Gerrymandering is a practice of manipulating constituency boundaries to marginalize a particular group of voters and increase the influence of others. In this case, Republican lawmakers were accused of racial manipulation to reduce the influence of black voters.

Legislative districts throughout the United States are being reshaped to reflect population changes documented in the statewide census conducted by the federal government every ten years. South CarolinaThe Republican-controlled Legislature passed a new voting map last year following the 2020 U.S. Census.

A major blow to electoral reformers was that in 2019 the Supreme Court rejected efforts to curb gerrymandering on partisan grounds, noting that federal judges had no authority to curb the practice. Alleged racist gerrymandering can be challenged in federal courts, but the Supreme Court, which has a conservative majority, has rolled back protections over the past decade.

In the South Carolina In this case, the map in question set new boundaries for the state’s 1st congressional district, which had consistently elected a Republican to the House of Representatives for nearly four decades until 2018, when a Democrat won what was widely regarded as an upset. In 2020, Republican Nancy Mace won the district by just over a percentage point.

In last year’s redevelopment of the district, Republicans moved more than 30,000 black Charleston County residents to the neighboring, mostly black 6th congressional district, which has been represented in the House for more than 30 years by Representative James Clyburn, a black Democratic congressman .

The Republican map resulted in a 1st Circuit with a larger proportion of white Republican voters. Mace, who is white, won re-election last November under the district’s new makeup by a margin of 14 percentage points.

The state conference of the civil rights group NAACP filed a lawsuit in 2022, arguing that several House districts created under the map were designed, at least in part, with “racially discriminatory intent to discriminate against black voters in violation of the U.S. Constitution.”

A panel of three federal judges ruled in January that the way the 1st district was drawn violated the rights of black voters under the 14th and 15th amendments, which guarantee equal legal protections and prohibit racial voter discrimination.

The strategies employed in establishing county boundaries, the panel wrote, “ultimately resulted in over 30,000 African American citizens being banned from their previous county and creating a clear racial conflict in Charleston County and the city of Charleston.”

The judges – all three appointed by Democratic presidents – ruled that elections could not be held in the 1st Circuit until it was redefined, and arranged to do so South Carolina Republican officials are appealing to the Supreme Court.

South Carolina NAACP and Taiwan Scott, a black voter residing in South CarolinaThe United States’ 1st congressional district on Monday asked judges to uphold the lower court’s decision.
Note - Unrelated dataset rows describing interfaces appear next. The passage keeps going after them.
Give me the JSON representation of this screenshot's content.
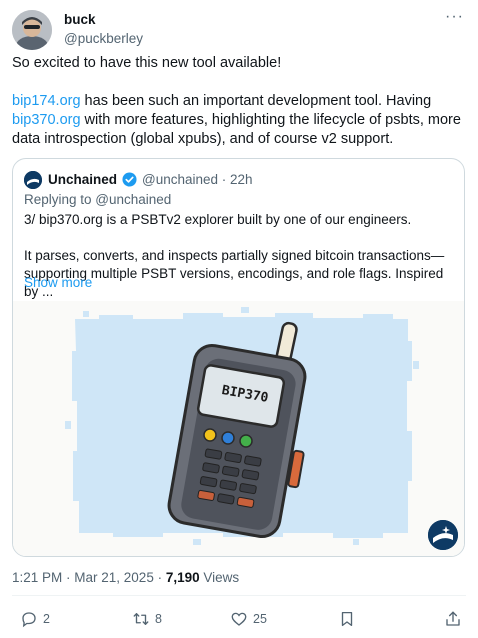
{
  "author": {
    "name": "buck",
    "handle": "@puckberley"
  },
  "tweet": {
    "line1": "So excited to have this new tool available!",
    "link1": "bip174.org",
    "text2a": " has been such an important development tool. Having",
    "link2": "bip370.org",
    "text2b": " with more features, highlighting the lifecycle of psbts, more data introspection (global xpubs), and of course v2 support."
  },
  "quote": {
    "name": "Unchained",
    "handle_time": "@unchained · 22h",
    "replying": "Replying to @unchained",
    "para1": "3/ bip370.org is a PSBTv2 explorer built by one of our engineers.",
    "para2": "It parses, converts, and inspects partially signed bitcoin transactions—supporting multiple PSBT versions, encodings, and role flags. Inspired by ...",
    "show_more": "Show more",
    "device_label": "BIP370"
  },
  "meta": {
    "time_date": "1:21 PM · Mar 21, 2025 · ",
    "views_count": "7,190",
    "views_label": " Views"
  },
  "actions": {
    "replies": "2",
    "reposts": "8",
    "likes": "25"
  },
  "colors": {
    "link": "#1d9bf0",
    "text": "#0f1419",
    "muted": "#536471",
    "border": "#cfd9de"
  }
}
South Carolina“The US Congress map is the latest example in the long, painful history of racial discrimination in our state that needs to be addressed,” the statement said. “As the case moves to hearing, we beg the court to uphold the panel’s decision and protect Black South Carolina Voters from this egregious form of discrimination.”

The case will be heard during the Supreme Court’s next term, which begins in October.

In most states, redistribution of constituencies is carried out by the party in power, although some states delegate the task to independent commissions to ensure justice. Gerrymandering typically involves cramming voters who tend to favor a particular party into a small number of precincts in order to reduce their statewide voting power, while dispersing other voters in precincts that are too small to maintain a majority to build.

In another case involving redistribution and race, the Supreme Court is considering Alabama’s appeal against a lower court’s decision that a Republican-produced electoral map defining the boundaries of the state’s seven U.S. House of Representatives districts has unlawfully diluted influence of black voters. A decision in the case is expected by the end of June.

(Reporting by John Kruzel; Editing by Will Dunham)